Eurobike 2009

September 11, 2009

There was much praise around the show for the look of the new Giant bikes. Bolder graphics and simple colours make them all look smart. But that's no good on its own - how about some new models like this full carbon version of the popular Trance X?
If you thought that the Mavic carbon spoked R-Sys road wheels were taking things to extremes, then how about the Crossmax Ultimate wheels? With full carbon spokes and a tubular rim, these are only going to appear under top level riders - but see them go when they do.
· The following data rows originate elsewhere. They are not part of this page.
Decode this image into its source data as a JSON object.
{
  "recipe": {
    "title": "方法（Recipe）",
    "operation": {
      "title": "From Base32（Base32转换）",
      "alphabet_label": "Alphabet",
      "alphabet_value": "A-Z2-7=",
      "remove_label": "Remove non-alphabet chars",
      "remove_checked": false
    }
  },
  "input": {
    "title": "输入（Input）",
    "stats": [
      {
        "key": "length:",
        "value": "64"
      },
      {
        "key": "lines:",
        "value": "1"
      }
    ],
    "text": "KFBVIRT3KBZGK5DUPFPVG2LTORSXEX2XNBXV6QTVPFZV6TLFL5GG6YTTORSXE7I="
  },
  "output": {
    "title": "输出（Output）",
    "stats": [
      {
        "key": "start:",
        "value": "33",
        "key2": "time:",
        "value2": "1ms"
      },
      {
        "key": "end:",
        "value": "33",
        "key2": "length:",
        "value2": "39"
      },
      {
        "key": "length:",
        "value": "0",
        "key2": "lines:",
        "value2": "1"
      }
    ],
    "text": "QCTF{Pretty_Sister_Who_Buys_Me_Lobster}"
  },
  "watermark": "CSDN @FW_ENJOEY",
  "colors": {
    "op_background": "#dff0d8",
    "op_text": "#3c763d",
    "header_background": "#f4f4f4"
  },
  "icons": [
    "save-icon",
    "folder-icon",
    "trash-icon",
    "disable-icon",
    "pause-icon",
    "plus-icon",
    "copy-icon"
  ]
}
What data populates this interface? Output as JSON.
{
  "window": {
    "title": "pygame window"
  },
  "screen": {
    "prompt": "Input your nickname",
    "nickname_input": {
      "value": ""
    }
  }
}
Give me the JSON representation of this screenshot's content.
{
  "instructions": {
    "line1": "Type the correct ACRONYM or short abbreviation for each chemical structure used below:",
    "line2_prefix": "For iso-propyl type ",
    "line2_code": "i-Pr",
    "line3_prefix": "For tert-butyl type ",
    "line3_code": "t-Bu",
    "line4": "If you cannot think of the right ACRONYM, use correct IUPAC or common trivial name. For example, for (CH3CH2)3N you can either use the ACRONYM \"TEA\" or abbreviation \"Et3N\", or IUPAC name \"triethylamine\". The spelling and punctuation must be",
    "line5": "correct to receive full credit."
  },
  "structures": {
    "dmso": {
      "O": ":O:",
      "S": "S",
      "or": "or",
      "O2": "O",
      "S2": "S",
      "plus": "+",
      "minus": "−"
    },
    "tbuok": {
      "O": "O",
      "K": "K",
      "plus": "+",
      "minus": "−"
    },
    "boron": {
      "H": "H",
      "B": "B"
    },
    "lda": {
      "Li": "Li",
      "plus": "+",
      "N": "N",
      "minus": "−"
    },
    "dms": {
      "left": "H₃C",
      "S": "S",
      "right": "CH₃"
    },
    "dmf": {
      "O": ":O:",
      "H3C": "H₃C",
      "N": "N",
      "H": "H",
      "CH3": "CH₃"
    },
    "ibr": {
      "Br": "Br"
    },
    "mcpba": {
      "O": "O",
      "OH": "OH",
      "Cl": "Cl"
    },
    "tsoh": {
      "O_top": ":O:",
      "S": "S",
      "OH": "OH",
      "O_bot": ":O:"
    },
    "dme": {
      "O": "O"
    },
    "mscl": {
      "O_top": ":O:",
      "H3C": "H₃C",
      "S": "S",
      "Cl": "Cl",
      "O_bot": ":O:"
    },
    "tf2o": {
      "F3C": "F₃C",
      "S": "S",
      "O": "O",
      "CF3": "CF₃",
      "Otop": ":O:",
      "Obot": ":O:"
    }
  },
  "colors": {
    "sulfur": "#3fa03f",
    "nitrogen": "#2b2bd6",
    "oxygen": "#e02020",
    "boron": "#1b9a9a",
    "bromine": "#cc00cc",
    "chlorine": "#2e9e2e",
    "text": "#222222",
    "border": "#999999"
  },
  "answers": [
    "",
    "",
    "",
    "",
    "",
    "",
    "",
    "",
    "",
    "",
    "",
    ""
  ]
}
No grinding the wheels over rocks now, you hear? Those hollow carbon spokes up close.
Another Ultimate wheel - the Mavic Deemax Ultimate, which Mavic claims is the first downhill racing wheelset under 2kgs. 20mm front ant 12 x 150mm rear only.
Crossmax ST Disc now has machined spoke bed to remove weight (now at 1615g/pr) and it comes in versions to please nearly everyone. With QR, 15mm, Lefty or 20mm front and QR rear, it'll be a wheelset of great interest to many riders.
Another new 'standard'? Yep, this time from Syntace, but it does seem to be gaining some acceptance in frame making world. The frame back end houses replaceable dropouts that work a little like those in a bolt-thru fork. The rear wheel (with 142mm axle - a regular 135mm hub with longer axle) slots neatly, positively and exactly into the dropout and the thru-axle is cinched up to give a light, but rigid back end. We know of several medium sized frame builders currently considering the system.
Here's how the dropout looks on a real bike, with the replaceable bit held in with pinch bolts. The demo that Syntace had set up certainly gave the impression that the new 'standard' has the potential to be super stiff for little weight gain.
Our pals from Delta-7 were there with a timetrial frame made from their carbon/kevlar lattice - we liked the little bullet shape of the inside of the lugs. Now, are there any aerodynamicists in the house who can tell us how aero it is (or isn't) to have a frame full of holes?
Not a retail booth, Tange were there to talk to frame makers - but it didn't stop them from bringing over a few tasty sample frames. How about some wooden handlebars?
Old school low-profile looking frame, but with 2009-trend fixie bars.
Lupine's new Tesla headlamp. Very bright (now with coloured lamp rings for the colour-coordinated). It'll be interesting to see what the new generation of super-bright LEDs brings to the already bright nighttime world of the night rider.
Yep. We like these trainers from FiveTen.
A gold plated Rohloff hub - it'll be on ebay Germany next week...
Viva were one of the classier looking booths making urban and fixie bikes. Makes a change from carbon hardtails on every booth.
Another front QR thru-axle system. This one was from Suntour.
Lynskey does love making round tubes into a different shape. Here's a very manipulated Ti hardtail.
An Intense tyre with one thing in mind - dirt jumps. Takes Kenda's Small-Block-8 idea to another level...
For riders who need everything to match - these very pink, alloy spoked wheels from Industry Nine.
And for the wagon wheelers - Industry Nine 29er wheels.
Look! A road version of the Vanilla Speedvagen - the cult (and almost impossible to get) 'cross bike. Check out that extended, steel, seat tube.
A Jones bike on the Edge Composites booth, complete with carbon 29er rims.
Obviously this is Sim's favourite bike of the show, the new SlopeStyle from Intense.
More orange than an Orange?
The Tracer VP - one of our favourite bikes of the last year.
Intense Spider 2 - everyone's revamping the VPP system these days.
The Lager on the SE Bikes stand. Thumbs up.
The reissued Breezer Lightning (done at the suggestion/insistence of the German Breezer distributor) should have retro bike fans around the world rejoicing, but the combination of flared head tube and odd looking curved downtube to clear the suspension forks had many purists shaking their heads. Why not just make it like the old one?
New Morewood Kwela hardtail
Kali protection. A new name to us, but makers of some cool protective wear (if you like big graphics and skulls - and hey, who doesn't?)
A Kali helmet with integral (and removable) helmet cam mount. We like. We also reckon you could probably stick a helmet light on too.
Here 'tis again.